In 1902 the State Government of Victoria decided to close the Ebenezer Mission due to low numbers. The mission closed in 1904, and most of the land was handed back to the Victorian Lands Department and made available for selection. In the following twenty years many Wergaia people were forcibly moved to Lake Tyers Mission in Gippsland under police escort, along with closure of all rations to Ebenezer Mission and seizure of children. Despite these measures, some Wergaia families avoided relocation and remained on their ancestral lands.[6]

Native Title recognition[edit]

The indigenous peoples of the Wimmera won native title recognition on 13 December 2005 after a ten-year legal process. It was the first successful native title claim in south-eastern Australia and in Victoria, determined by Justice Ron Merkel involving Wotjobaluk, Jaadwa, Jadawadjali, Wergaia and Jupagalk people.[15] In his reasons for judgement Justice Merkel made special mention of Wotjobaluk elder Uncle Jack Kennedy and explained the significance of his orders:

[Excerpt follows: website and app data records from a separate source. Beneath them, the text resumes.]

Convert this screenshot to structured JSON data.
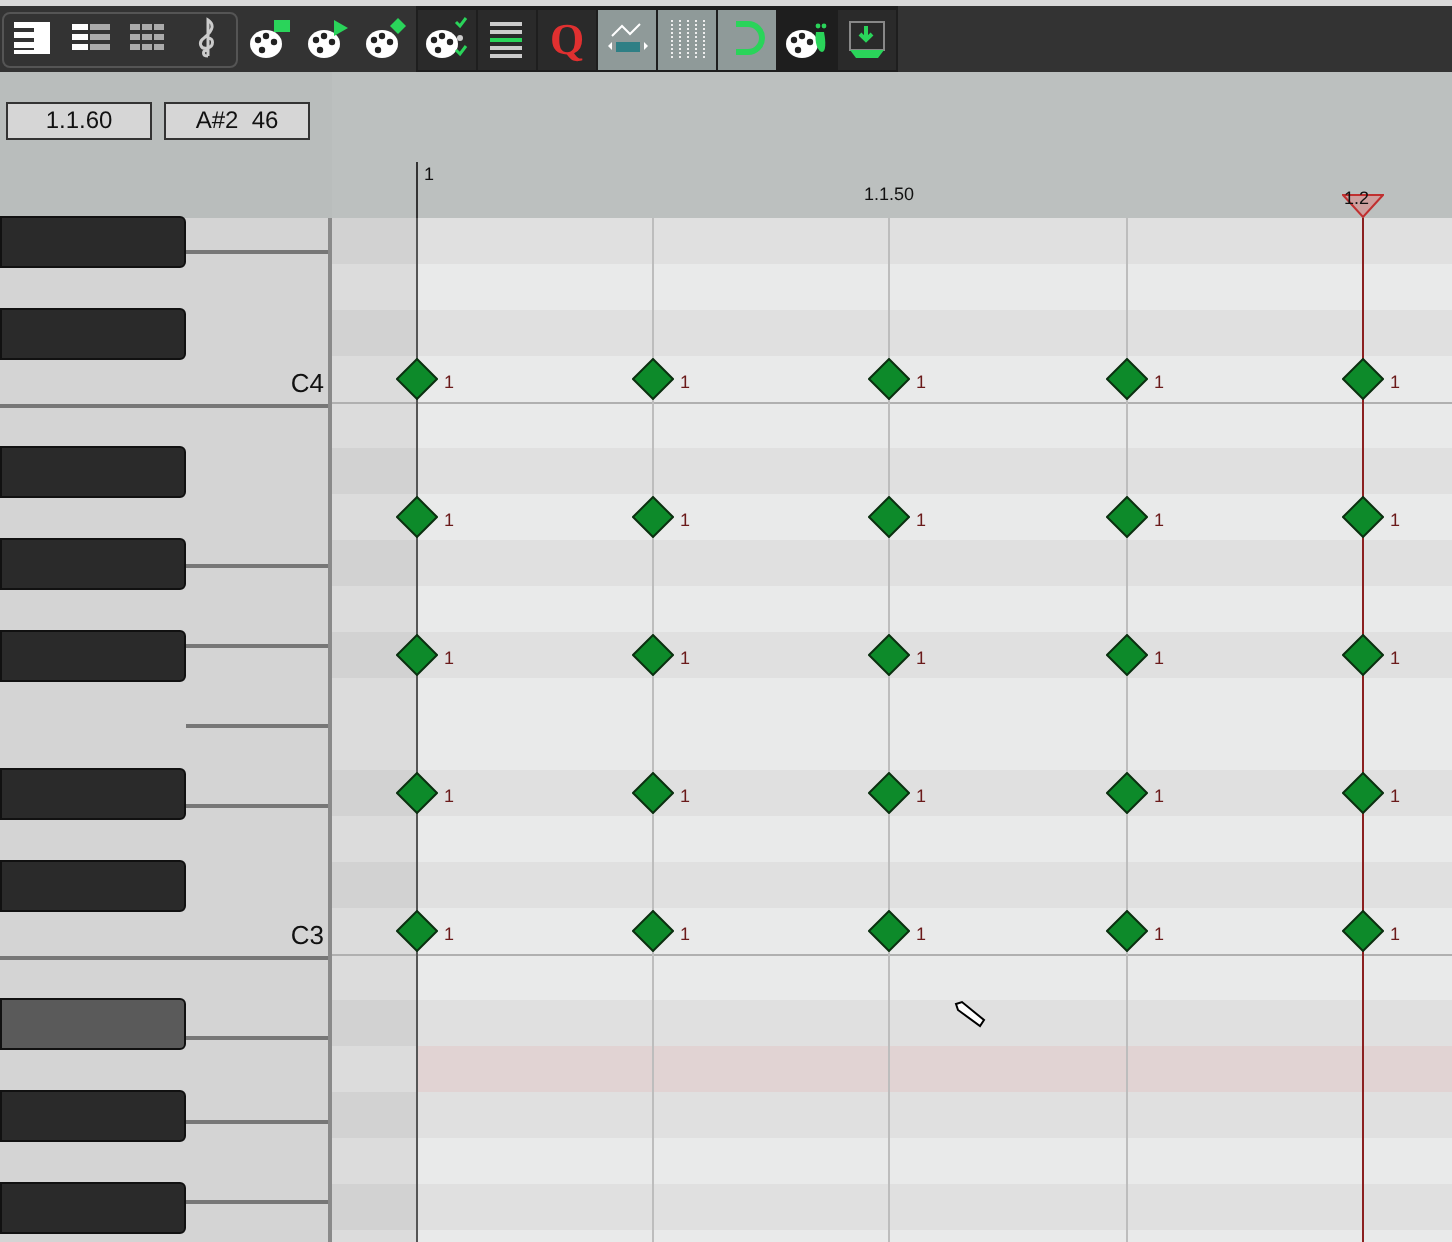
{
  "toolbar": [
    {
      "kind": "piano-roll",
      "active": false
    },
    {
      "kind": "named-notes",
      "active": false
    },
    {
      "kind": "drum-grid",
      "active": false
    },
    {
      "kind": "clef",
      "active": false
    },
    {
      "kind": "insert-note",
      "active": false
    },
    {
      "kind": "play-note",
      "active": false
    },
    {
      "kind": "diamond-note",
      "active": false
    },
    {
      "kind": "checklist",
      "active": false
    },
    {
      "kind": "event-list",
      "active": false
    },
    {
      "kind": "quantize",
      "label": "Q",
      "active": false
    },
    {
      "kind": "cc-lane",
      "active": true
    },
    {
      "kind": "grid-lines",
      "active": true
    },
    {
      "kind": "magnet",
      "active": true
    },
    {
      "kind": "footprint",
      "active": false
    },
    {
      "kind": "insert-down",
      "active": false
    }
  ],
  "fields": [
    {
      "value": "1.1.60"
    },
    {
      "value": "A#2  46"
    }
  ],
  "ruler": {
    "labels": [
      "1",
      "1.1.50",
      "1.2"
    ]
  },
  "piano": {
    "labels": [
      "C4",
      "C3"
    ],
    "black_keys": [
      {
        "hovered": false
      },
      {
        "hovered": false
      },
      {
        "hovered": false
      },
      {
        "hovered": false
      },
      {
        "hovered": false
      },
      {
        "hovered": false
      },
      {
        "hovered": false
      },
      {
        "hovered": true
      },
      {
        "hovered": false
      },
      {
        "hovered": false
      }
    ]
  },
  "note_rows": [
    {
      "notes": [
        "1",
        "1",
        "1",
        "1",
        "1"
      ]
    },
    {
      "notes": [
        "1",
        "1",
        "1",
        "1",
        "1"
      ]
    },
    {
      "notes": [
        "1",
        "1",
        "1",
        "1",
        "1"
      ]
    },
    {
      "notes": [
        "1",
        "1",
        "1",
        "1",
        "1"
      ]
    },
    {
      "notes": [
        "1",
        "1",
        "1",
        "1",
        "1"
      ]
    }
  ]
}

"The orders I propose to make are of special significance as they constitute the first recognition and protection of native title resulting in the ongoing enjoyment of native title in the State of Victoria and, it would appear, on the South-Eastern seaboard of Australia. These are areas in which the Aboriginal peoples suffered severe and extensive dispossession, degradation and devastation as a consequence of the establishment of British sovereignty over their lands and waters during the 19th century."[16]

Prominent speakers of Wergaia[edit]

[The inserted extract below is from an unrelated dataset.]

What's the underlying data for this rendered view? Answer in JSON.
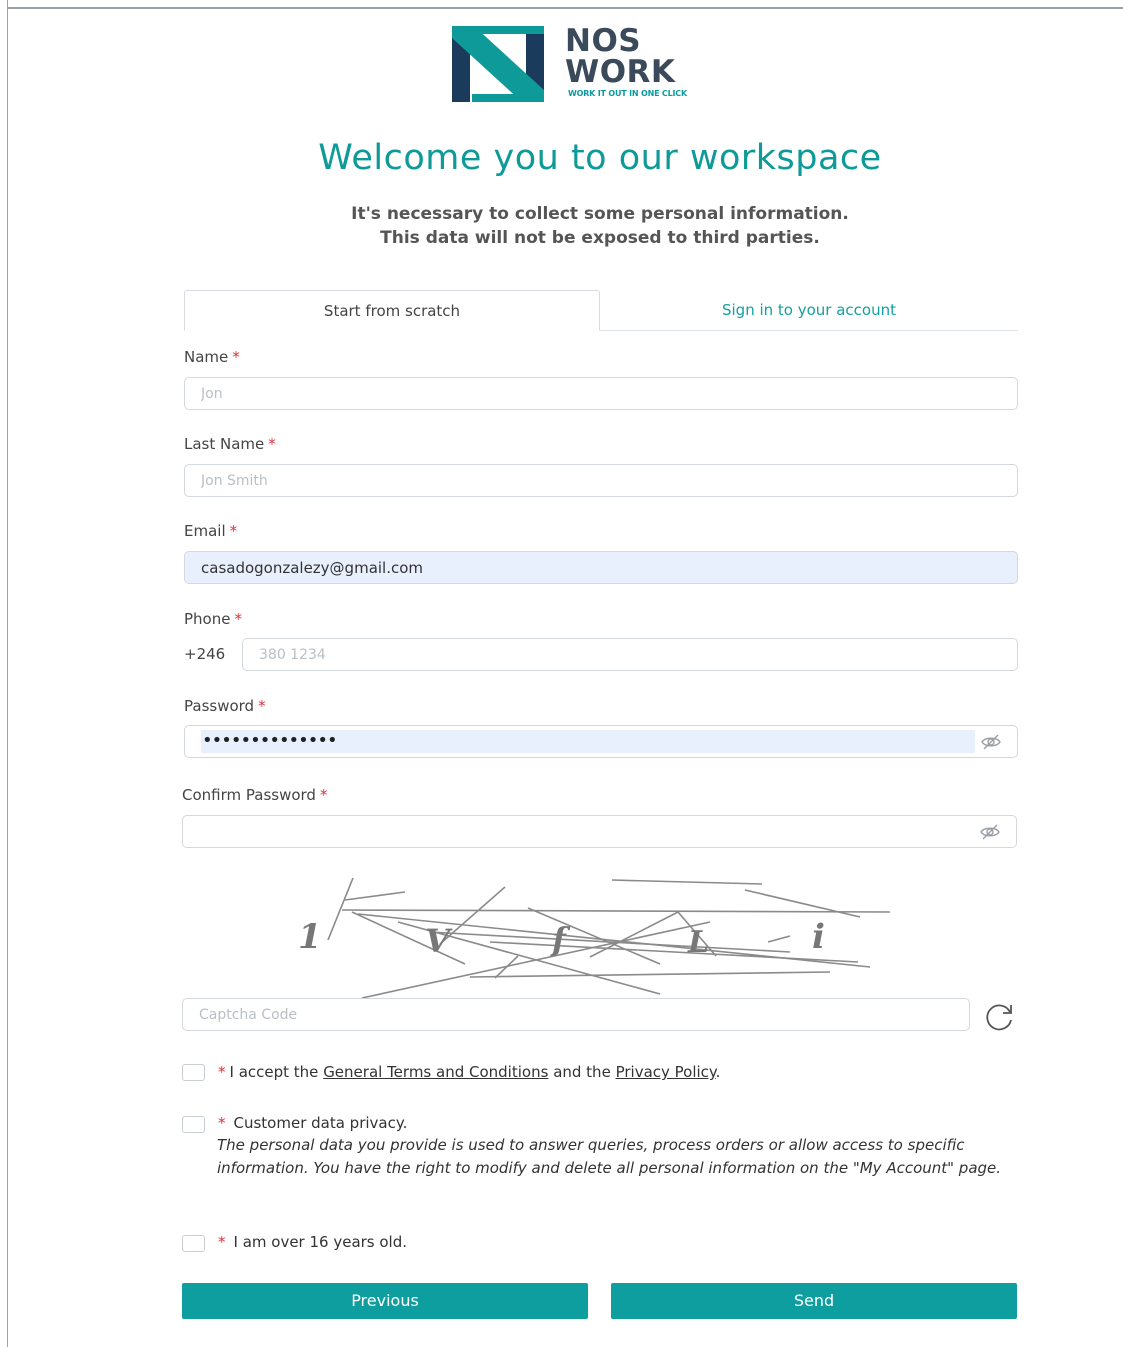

See also[edit]


  1. ^ R. M. W. Dixon, Australian Languages: Their Nature and Development: v. 1 (Cambridge Language Surveys). Cambridge University Press, 2002. ISBN 978-0-521-47378-1
  2. ^ Wergaia at the Australian Indigenous Languages Database, Australian Institute of Aboriginal and Torres Strait Islander Studies
  3. ^ http://www.sil.org/iso639-3/chg_detail.asp?id=2012-010
  4. ^ Ian D. Clark, Aboriginal Languages and Clans: An Historical Atlas of Western and Central Victoria, 1800–1900, Monash Publications in Geography Number 37, Department of Geography and Environmental Sciences, Monash University. 1990. ISBN 0-909685-41-X
  5. ^ Dixon, R. M. W. (2002). Australian Languages: Their Nature and Development. Cambridge University Press. p. xxxvi. 
  6. ^ a b c d e f g Ian D. Clark, pp177-183, Scars on the Landscape. A Register of Massacre sites in Western Victoria 1803-1859, Aboriginal Studies Press, 1995 ISBN 0-85575-281-5
  7. ^ Parks Victoria, Management Plan for Grampians National Park, 2003, ISBN 0-7311-3131-2 . Accessed 19 November 2008
  8. ^ "Stories in the Stars: the night sky of the Boorong people" (PDF). Education. Melbourne, Victoria: Museum Victoria. Retrieved 29 April 2015. 
  9. ^ Edward Stanbridge, On the Astronomy and Mythology of the Aborigines of Victoria, 1857. Accessed 10 September 2011.
  10. ^ Duane Hamacher, A Wergaia Planisphere: An Educational Tool, Australian Aboriginal Astronomy Blog, 28 June 2011. Accessed on 10 September 2011.
  11. ^ Richard Broome, Aboriginal Victorians: a history since 1800, Allen & Unwin, 2005 ISBN 1-74114-569-4
  12. ^ Ian D. Clark, pp180-182, Scars on the Landscape. A Register of Massacre sites in Western Victoria 1803-1859, Aboriginal Studies Press, 1995 ISBN 0-85575-281-5
  13. ^ Robert Kenny, pg 140, The Lamb Enters the Dreaming - Nathaniel Pepper and the Ruptured World, Scribe Publications, Melbourne, 2007. ISBN 978-1-921215-16-2
  14. ^ Robert Kenny, The Lamb Enters the Dreaming - Nathaniel Pepper and the Ruptured World, Scribe Publications, Melbourne, 2007. ISBN 978-1-921215-16-2
  15. ^ Fergus Shiel, Past gives us strength, Aborigines say, The Age, 14 December 2005. Accessed 10 September 2011
  16. ^ Federal Court of Australia, Clarke on behalf of the Wotjobaluk, Jaadwa, Jadawadjali, Wergaia and Jupagulk Peoples v Victoria [2005] FCA 1795 (13 December 2005), AUSTLII, 13 December 2005. Accessed 10 September 2011.